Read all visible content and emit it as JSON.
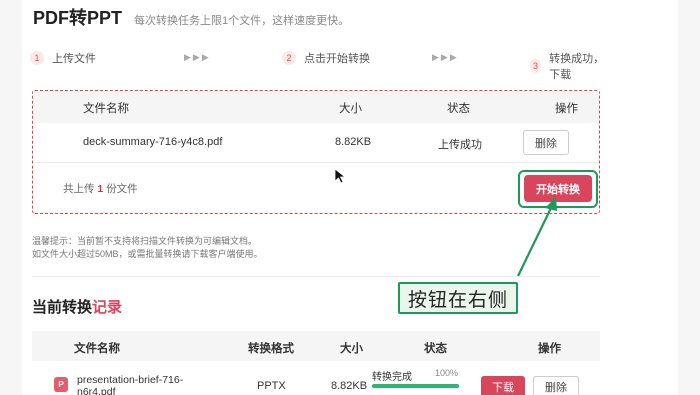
{
  "header": {
    "title": "PDF转PPT",
    "subtitle": "每次转换任务上限1个文件，这样速度更快。"
  },
  "steps": [
    {
      "num": "1",
      "label": "上传文件"
    },
    {
      "num": "2",
      "label": "点击开始转换"
    },
    {
      "num": "3",
      "label": "转换成功，下载"
    }
  ],
  "step_arrows": "▶▶▶",
  "upload": {
    "columns": {
      "name": "文件名称",
      "size": "大小",
      "status": "状态",
      "action": "操作"
    },
    "row": {
      "name": "deck-summary-716-y4c8.pdf",
      "size": "8.82KB",
      "status": "上传成功",
      "delete": "删除"
    },
    "footer_prefix": "共上传",
    "footer_count": "1",
    "footer_suffix": "份文件",
    "start_button": "开始转换"
  },
  "tip": {
    "line1": "温馨提示：当前暂不支持将扫描文件转换为可编辑文档。",
    "line2": "如文件大小超过50MB，或需批量转换请下载客户端使用。"
  },
  "history": {
    "title_plain": "当前转换",
    "title_accent": "记录",
    "columns": {
      "name": "文件名称",
      "format": "转换格式",
      "size": "大小",
      "status": "状态",
      "action": "操作"
    },
    "row": {
      "file_icon": "P",
      "name": "presentation-brief-716-n6r4.pdf",
      "format": "PPTX",
      "size": "8.82KB",
      "status": "转换完成",
      "progress_label": "100%",
      "progress": 100,
      "download": "下载",
      "delete": "删除"
    }
  },
  "annotation": {
    "callout": "按钮在右侧"
  },
  "colors": {
    "accent": "#d9455a",
    "annotation_green": "#1b9a5a",
    "progress_green": "#2bb673"
  }
}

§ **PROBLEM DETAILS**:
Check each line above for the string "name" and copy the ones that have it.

§ **RESULT OF THIS EXERCISE**:
      "name": "文件名称",
      "name": "deck-summary-716-y4c8.pdf",
      "name": "文件名称",
      "name": "presentation-brief-716-n6r4.pdf",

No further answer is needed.